Directions ->
Count the lines in the data below that include the word "Sample", then state the total and nothing besides.

[Data supplied — start]

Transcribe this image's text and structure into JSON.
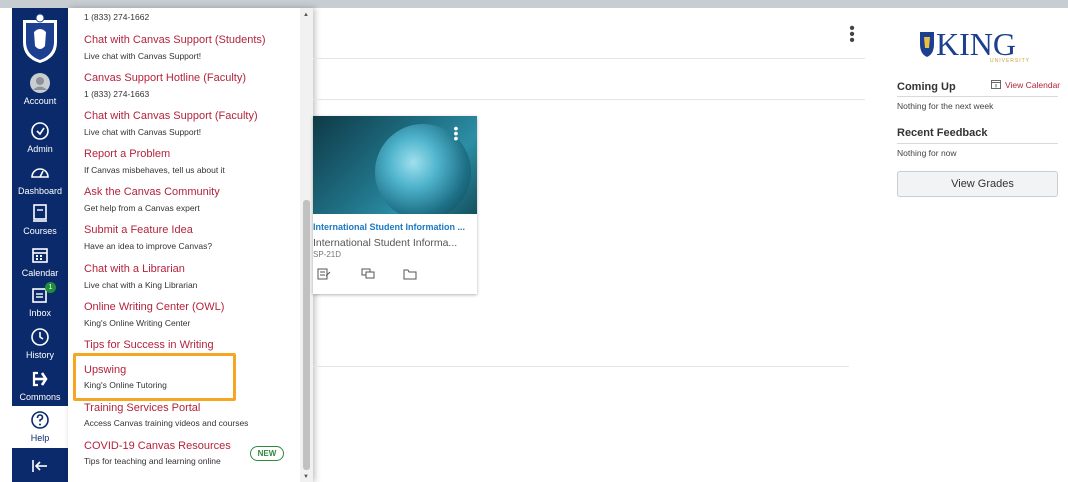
{
  "global_nav": {
    "items": [
      {
        "label": "Account",
        "icon": "account-icon"
      },
      {
        "label": "Admin",
        "icon": "admin-shield-icon"
      },
      {
        "label": "Dashboard",
        "icon": "dashboard-icon"
      },
      {
        "label": "Courses",
        "icon": "courses-icon"
      },
      {
        "label": "Calendar",
        "icon": "calendar-icon"
      },
      {
        "label": "Inbox",
        "icon": "inbox-icon",
        "badge": "1"
      },
      {
        "label": "History",
        "icon": "history-icon"
      },
      {
        "label": "Commons",
        "icon": "commons-icon"
      },
      {
        "label": "Help",
        "icon": "help-icon"
      }
    ],
    "collapse_icon": "collapse-nav-icon",
    "brand_color": "#0b2a6b"
  },
  "help_tray": {
    "top_phone": "1 (833) 274-1662",
    "items": [
      {
        "title": "Chat with Canvas Support (Students)",
        "desc": "Live chat with Canvas Support!"
      },
      {
        "title": "Canvas Support Hotline (Faculty)",
        "desc": "1 (833) 274-1663"
      },
      {
        "title": "Chat with Canvas Support (Faculty)",
        "desc": "Live chat with Canvas Support!"
      },
      {
        "title": "Report a Problem",
        "desc": "If Canvas misbehaves, tell us about it"
      },
      {
        "title": "Ask the Canvas Community",
        "desc": "Get help from a Canvas expert"
      },
      {
        "title": "Submit a Feature Idea",
        "desc": "Have an idea to improve Canvas?"
      },
      {
        "title": "Chat with a Librarian",
        "desc": "Live chat with a King Librarian"
      },
      {
        "title": "Online Writing Center (OWL)",
        "desc": "King's Online Writing Center"
      },
      {
        "title": "Tips for Success in Writing",
        "desc": ""
      },
      {
        "title": "Upswing",
        "desc": "King's Online Tutoring"
      },
      {
        "title": "Training Services Portal",
        "desc": "Access Canvas training videos and courses"
      },
      {
        "title": "COVID-19 Canvas Resources",
        "desc": "Tips for teaching and learning online",
        "badge": "NEW"
      }
    ],
    "link_color": "#b4233c",
    "highlight_color": "#f5a623"
  },
  "course_card": {
    "title": "International Student Information ...",
    "subtitle": "International Student Informa...",
    "code": "SP-21D"
  },
  "sidebar": {
    "logo_text": "KING",
    "logo_subtext": "UNIVERSITY",
    "coming_up_title": "Coming Up",
    "view_calendar": "View Calendar",
    "coming_up_text": "Nothing for the next week",
    "feedback_title": "Recent Feedback",
    "feedback_text": "Nothing for now",
    "view_grades": "View Grades"
  }
}
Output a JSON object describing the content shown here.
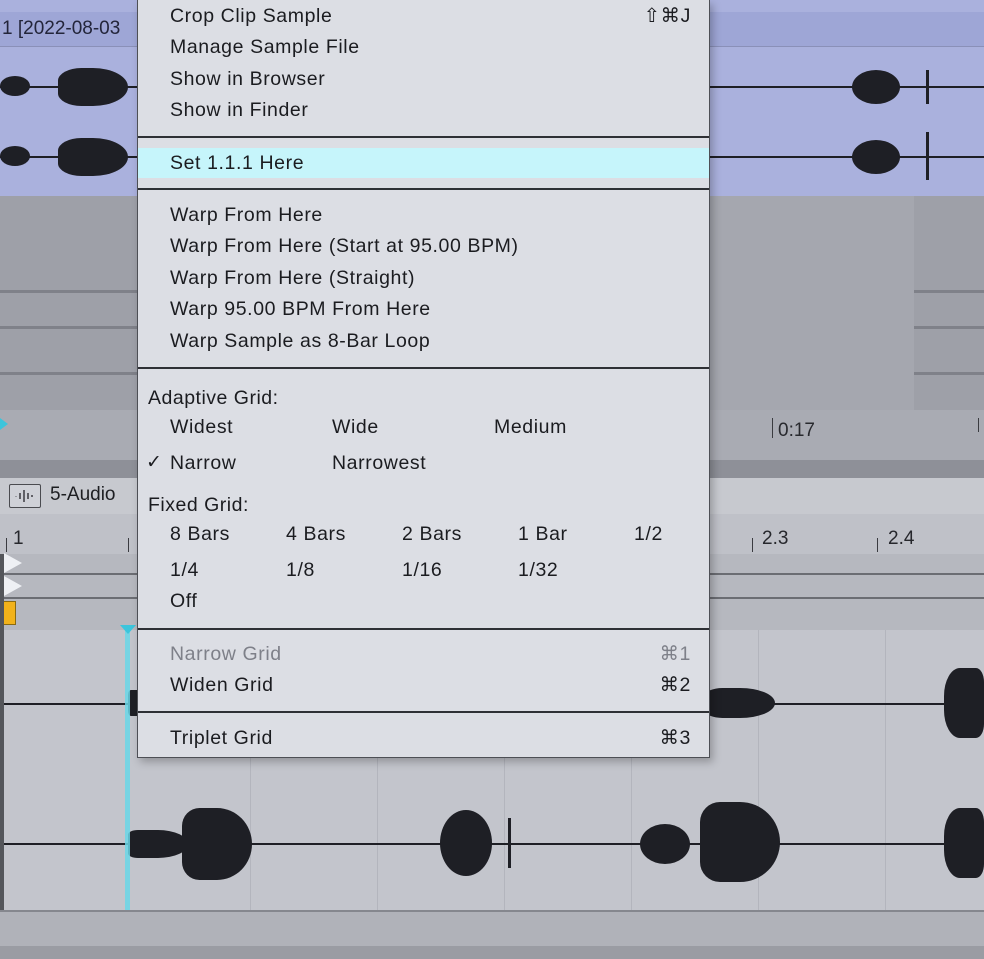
{
  "arrangement": {
    "top_clip_title": "1 [2022-08-03",
    "time_marker": "0:17"
  },
  "detail_view": {
    "clip_name": "5-Audio",
    "ruler_labels": [
      "1",
      "2.3",
      "2.4"
    ]
  },
  "context_menu": {
    "section1": [
      {
        "label": "Crop Clip Sample",
        "shortcut": "⇧⌘J"
      },
      {
        "label": "Manage Sample File",
        "shortcut": ""
      },
      {
        "label": "Show in Browser",
        "shortcut": ""
      },
      {
        "label": "Show in Finder",
        "shortcut": ""
      }
    ],
    "section2": [
      {
        "label": "Set 1.1.1 Here",
        "highlighted": true
      }
    ],
    "section3": [
      {
        "label": "Warp From Here"
      },
      {
        "label": "Warp From Here (Start at 95.00 BPM)"
      },
      {
        "label": "Warp From Here (Straight)"
      },
      {
        "label": "Warp 95.00 BPM From Here"
      },
      {
        "label": "Warp Sample as 8-Bar Loop"
      }
    ],
    "adaptive_grid": {
      "header": "Adaptive Grid:",
      "options": [
        "Widest",
        "Wide",
        "Medium",
        "Narrow",
        "Narrowest"
      ],
      "selected": "Narrow",
      "check_mark": "✓"
    },
    "fixed_grid": {
      "header": "Fixed Grid:",
      "options": [
        "8 Bars",
        "4 Bars",
        "2 Bars",
        "1 Bar",
        "1/2",
        "1/4",
        "1/8",
        "1/16",
        "1/32",
        "Off"
      ]
    },
    "section5": [
      {
        "label": "Narrow Grid",
        "shortcut": "⌘1",
        "disabled": true
      },
      {
        "label": "Widen Grid",
        "shortcut": "⌘2",
        "disabled": false
      }
    ],
    "section6": [
      {
        "label": "Triplet Grid",
        "shortcut": "⌘3"
      }
    ]
  },
  "colors": {
    "menu_bg": "#dcdee4",
    "highlight": "#c6f5fb",
    "clip_blue": "#aab1dd",
    "playhead": "#6ad6e6",
    "marker_yellow": "#f2b21a"
  }
}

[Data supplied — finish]

Solved exercise ->
3